- Work order: Search the records that follow and extract every line containing the string "panel".

- Data shown:
================================
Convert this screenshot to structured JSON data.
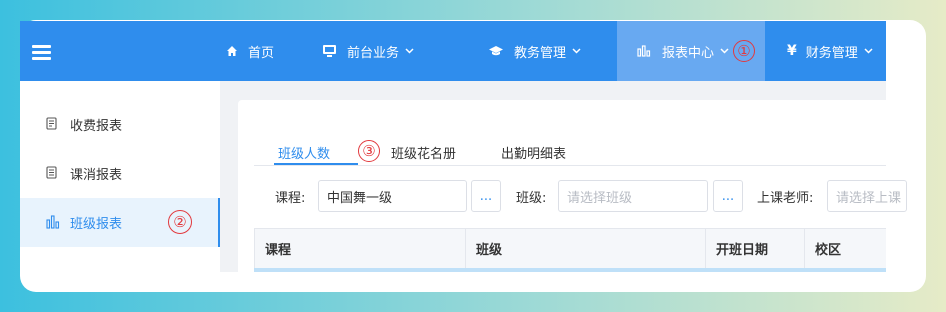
{
  "topnav": {
    "items": [
      {
        "label": "首页",
        "icon": "home-icon",
        "dropdown": false
      },
      {
        "label": "前台业务",
        "icon": "monitor-icon",
        "dropdown": true
      },
      {
        "label": "教务管理",
        "icon": "graduation-cap-icon",
        "dropdown": true
      },
      {
        "label": "报表中心",
        "icon": "bar-chart-icon",
        "dropdown": true,
        "active": true
      },
      {
        "label": "财务管理",
        "icon": "yen-icon",
        "dropdown": true
      }
    ]
  },
  "sidebar": {
    "items": [
      {
        "label": "收费报表",
        "icon": "receipt-icon"
      },
      {
        "label": "课消报表",
        "icon": "document-icon"
      },
      {
        "label": "班级报表",
        "icon": "bar-chart-icon",
        "active": true
      }
    ]
  },
  "tabs": [
    {
      "label": "班级人数",
      "active": true
    },
    {
      "label": "班级花名册"
    },
    {
      "label": "出勤明细表"
    }
  ],
  "filters": {
    "course_label": "课程:",
    "course_value": "中国舞一级",
    "class_label": "班级:",
    "class_placeholder": "请选择班级",
    "teacher_label": "上课老师:",
    "teacher_placeholder": "请选择上课",
    "dots": "..."
  },
  "table": {
    "headers": [
      "课程",
      "班级",
      "开班日期",
      "校区"
    ]
  },
  "annotations": [
    "①",
    "②",
    "③"
  ],
  "colors": {
    "primary": "#2f8ded",
    "active_nav": "#68a9f1",
    "annotation": "#e2393e"
  }
}
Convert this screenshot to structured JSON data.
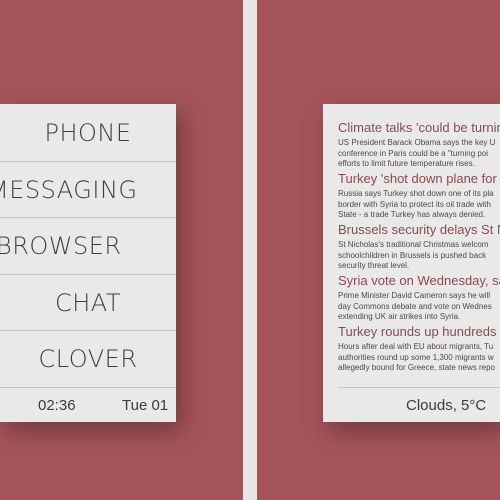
{
  "colors": {
    "background": "#a45459",
    "panel": "#e9e9e9",
    "headline": "#8b4a50"
  },
  "launcher": {
    "apps": [
      "PHONE",
      "MESSAGING",
      "BROWSER",
      "CHAT",
      "CLOVER"
    ],
    "time": "02:36",
    "date": "Tue 01"
  },
  "news": {
    "items": [
      {
        "headline": "Climate talks 'could be turning p",
        "lines": [
          "US President Barack Obama says the key U",
          "conference in Paris could be a \"turning poi",
          "efforts to limit future temperature rises."
        ]
      },
      {
        "headline": "Turkey 'shot down plane for IS o",
        "lines": [
          "Russia says Turkey shot down one of its pla",
          "border with Syria to protect its oil trade with",
          "State - a trade Turkey has always denied."
        ]
      },
      {
        "headline": "Brussels security delays St Nich",
        "lines": [
          "St Nicholas's traditional Christmas welcom",
          "schoolchildren in Brussels is pushed back",
          "security threat level."
        ]
      },
      {
        "headline": "Syria vote on Wednesday, says P",
        "lines": [
          "Prime Minister David Cameron says he will",
          "day Commons debate and vote on Wednes",
          "extending UK air strikes into Syria."
        ]
      },
      {
        "headline": "Turkey rounds up hundreds of m",
        "lines": [
          "Hours after deal with EU about migrants, Tu",
          "authorities round up some 1,300 migrants w",
          "allegedly bound for Greece, state news repo"
        ]
      }
    ],
    "weather": "Clouds, 5°C"
  }
}
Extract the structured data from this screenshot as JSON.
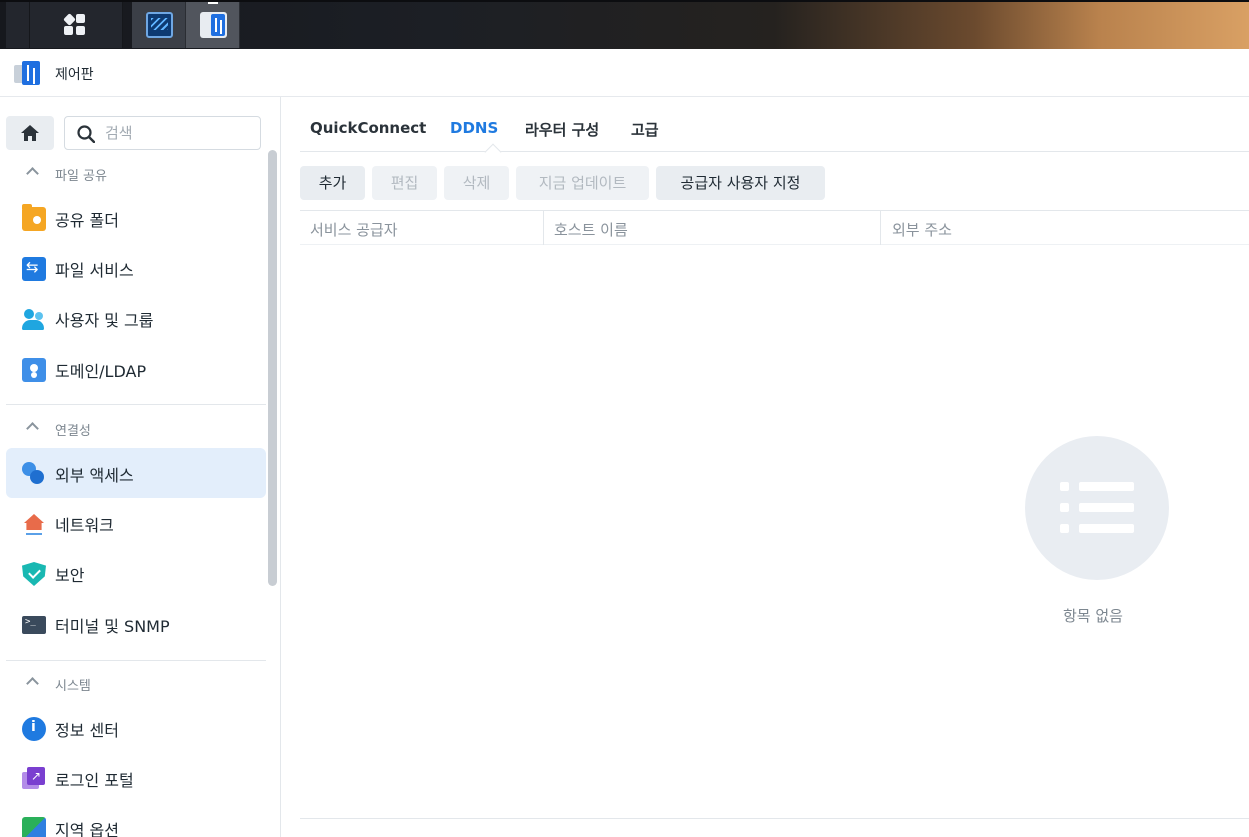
{
  "taskbar": {
    "main_menu_icon": "grid-icon",
    "apps": [
      {
        "name": "resource-monitor",
        "icon": "monitor-icon"
      },
      {
        "name": "control-panel",
        "icon": "control-panel-icon"
      }
    ]
  },
  "window": {
    "title": "제어판",
    "icon": "control-panel-icon"
  },
  "sidebar": {
    "search_placeholder": "검색",
    "groups": [
      {
        "label": "파일 공유",
        "items": [
          {
            "label": "공유 폴더",
            "icon": "shared-folder-icon"
          },
          {
            "label": "파일 서비스",
            "icon": "file-service-icon"
          },
          {
            "label": "사용자 및 그룹",
            "icon": "users-icon"
          },
          {
            "label": "도메인/LDAP",
            "icon": "domain-icon"
          }
        ]
      },
      {
        "label": "연결성",
        "items": [
          {
            "label": "외부 액세스",
            "icon": "external-access-icon",
            "selected": true
          },
          {
            "label": "네트워크",
            "icon": "network-icon"
          },
          {
            "label": "보안",
            "icon": "security-icon"
          },
          {
            "label": "터미널 및 SNMP",
            "icon": "terminal-icon"
          }
        ]
      },
      {
        "label": "시스템",
        "items": [
          {
            "label": "정보 센터",
            "icon": "info-center-icon"
          },
          {
            "label": "로그인 포털",
            "icon": "login-portal-icon"
          },
          {
            "label": "지역 옵션",
            "icon": "regional-options-icon"
          }
        ]
      }
    ]
  },
  "main": {
    "tabs": [
      {
        "label": "QuickConnect"
      },
      {
        "label": "DDNS",
        "active": true
      },
      {
        "label": "라우터 구성"
      },
      {
        "label": "고급"
      }
    ],
    "toolbar": {
      "add": "추가",
      "edit": "편집",
      "delete": "삭제",
      "update_now": "지금 업데이트",
      "customize_provider": "공급자 사용자 지정"
    },
    "columns": [
      "서비스 공급자",
      "호스트 이름",
      "외부 주소"
    ],
    "rows": [],
    "empty_text": "항목 없음"
  },
  "colors": {
    "accent": "#1f7ae0",
    "selected_bg": "#e3eefb"
  }
}
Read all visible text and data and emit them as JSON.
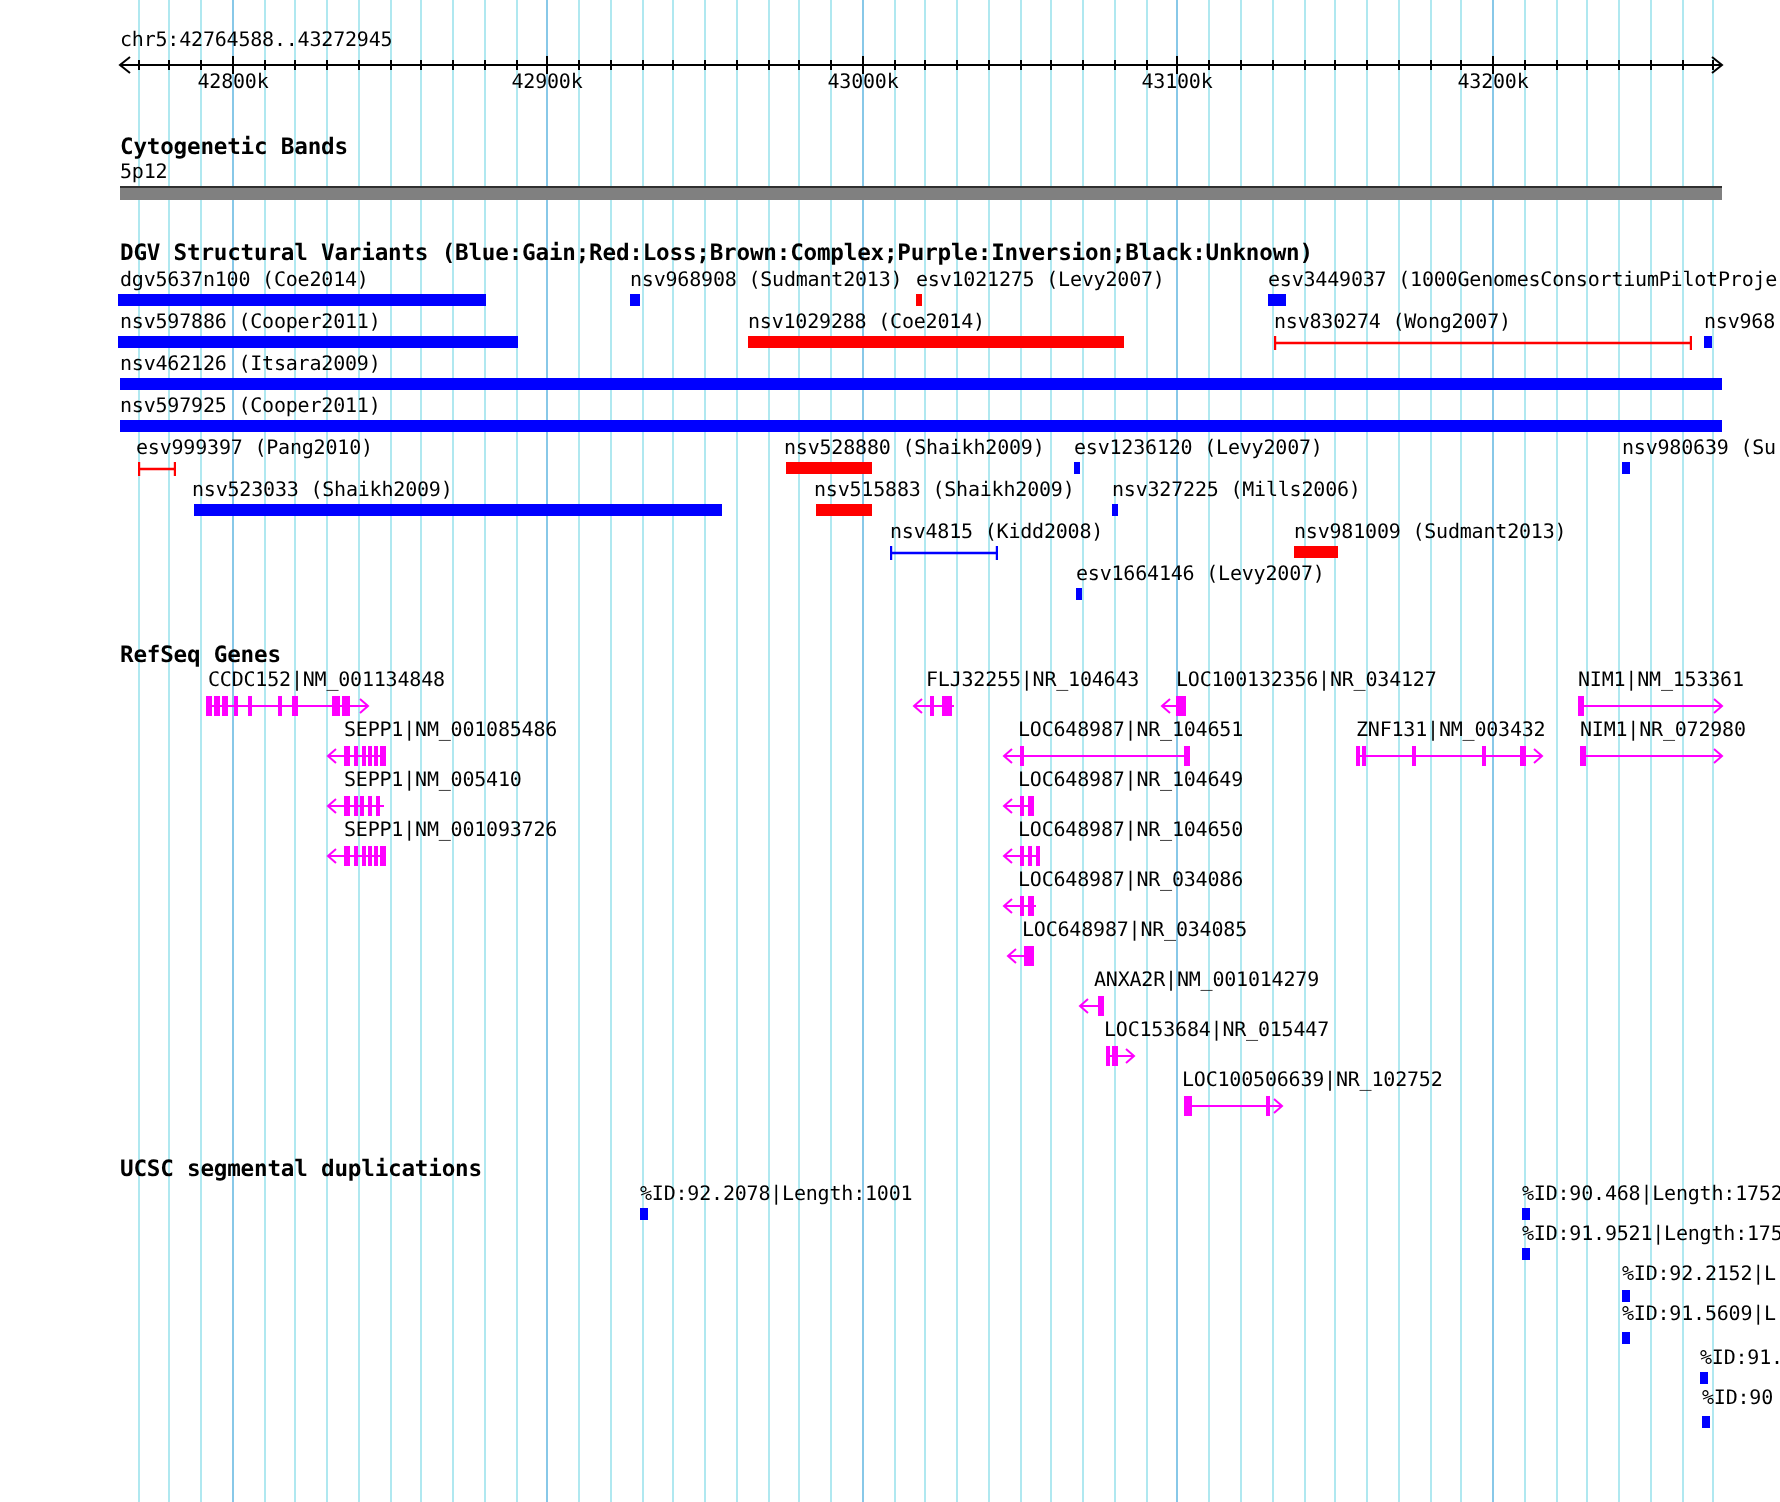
{
  "ruler": {
    "region": "chr5:42764588..43272945",
    "ticks": [
      "42800k",
      "42900k",
      "43000k",
      "43100k",
      "43200k"
    ]
  },
  "cytogenetic_bands": {
    "title": "Cytogenetic Bands",
    "bands": [
      {
        "label": "5p12",
        "kind": "band"
      }
    ]
  },
  "dgv_variants": {
    "title": "DGV Structural Variants (Blue:Gain;Red:Loss;Brown:Complex;Purple:Inversion;Black:Unknown)",
    "features": [
      {
        "label": "dgv5637n100 (Coe2014)",
        "kind": "bar",
        "color": "#0000ff"
      },
      {
        "label": "nsv968908 (Sudmant2013)",
        "kind": "bar",
        "color": "#0000ff"
      },
      {
        "label": "esv1021275 (Levy2007)",
        "kind": "bar",
        "color": "#ff0000"
      },
      {
        "label": "esv3449037 (1000GenomesConsortiumPilotProje",
        "kind": "bar",
        "color": "#0000ff"
      },
      {
        "label": "nsv597886 (Cooper2011)",
        "kind": "bar",
        "color": "#0000ff"
      },
      {
        "label": "nsv1029288 (Coe2014)",
        "kind": "bar",
        "color": "#ff0000"
      },
      {
        "label": "nsv830274 (Wong2007)",
        "kind": "span",
        "color": "#ff0000"
      },
      {
        "label": "nsv968",
        "kind": "bar",
        "color": "#0000ff"
      },
      {
        "label": "nsv462126 (Itsara2009)",
        "kind": "bar",
        "color": "#0000ff"
      },
      {
        "label": "nsv597925 (Cooper2011)",
        "kind": "bar",
        "color": "#0000ff"
      },
      {
        "label": "esv999397 (Pang2010)",
        "kind": "span",
        "color": "#ff0000"
      },
      {
        "label": "nsv528880 (Shaikh2009)",
        "kind": "bar",
        "color": "#ff0000"
      },
      {
        "label": "esv1236120 (Levy2007)",
        "kind": "bar",
        "color": "#0000ff"
      },
      {
        "label": "nsv980639 (Su",
        "kind": "bar",
        "color": "#0000ff"
      },
      {
        "label": "nsv523033 (Shaikh2009)",
        "kind": "bar",
        "color": "#0000ff"
      },
      {
        "label": "nsv515883 (Shaikh2009)",
        "kind": "bar",
        "color": "#ff0000"
      },
      {
        "label": "nsv327225 (Mills2006)",
        "kind": "bar",
        "color": "#0000ff"
      },
      {
        "label": "nsv4815 (Kidd2008)",
        "kind": "span",
        "color": "#0000ff"
      },
      {
        "label": "nsv981009 (Sudmant2013)",
        "kind": "bar",
        "color": "#ff0000"
      },
      {
        "label": "esv1664146 (Levy2007)",
        "kind": "bar",
        "color": "#0000ff"
      }
    ]
  },
  "refseq_genes": {
    "title": "RefSeq Genes",
    "genes": [
      {
        "label": "CCDC152|NM_001134848",
        "forward": true
      },
      {
        "label": "FLJ32255|NR_104643",
        "forward": false
      },
      {
        "label": "LOC100132356|NR_034127",
        "forward": false
      },
      {
        "label": "NIM1|NM_153361",
        "forward": true
      },
      {
        "label": "SEPP1|NM_001085486",
        "forward": false
      },
      {
        "label": "LOC648987|NR_104651",
        "forward": false
      },
      {
        "label": "ZNF131|NM_003432",
        "forward": true
      },
      {
        "label": "NIM1|NR_072980",
        "forward": true
      },
      {
        "label": "SEPP1|NM_005410",
        "forward": false
      },
      {
        "label": "LOC648987|NR_104649",
        "forward": false
      },
      {
        "label": "SEPP1|NM_001093726",
        "forward": false
      },
      {
        "label": "LOC648987|NR_104650",
        "forward": false
      },
      {
        "label": "LOC648987|NR_034086",
        "forward": false
      },
      {
        "label": "LOC648987|NR_034085",
        "forward": false
      },
      {
        "label": "ANXA2R|NM_001014279",
        "forward": false
      },
      {
        "label": "LOC153684|NR_015447",
        "forward": true
      },
      {
        "label": "LOC100506639|NR_102752",
        "forward": true
      }
    ]
  },
  "segmental_duplications": {
    "title": "UCSC segmental duplications",
    "features": [
      {
        "label": "%ID:92.2078|Length:1001"
      },
      {
        "label": "%ID:90.468|Length:1752"
      },
      {
        "label": "%ID:91.9521|Length:175"
      },
      {
        "label": "%ID:92.2152|L"
      },
      {
        "label": "%ID:91.5609|L"
      },
      {
        "label": "%ID:91."
      },
      {
        "label": "%ID:90"
      }
    ]
  }
}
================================
- Answer for the task:
    "panel": "#e9e9e9",
        "name": "control-panel",
        "icon": "control-panel-icon"
    "icon": "control-panel-icon"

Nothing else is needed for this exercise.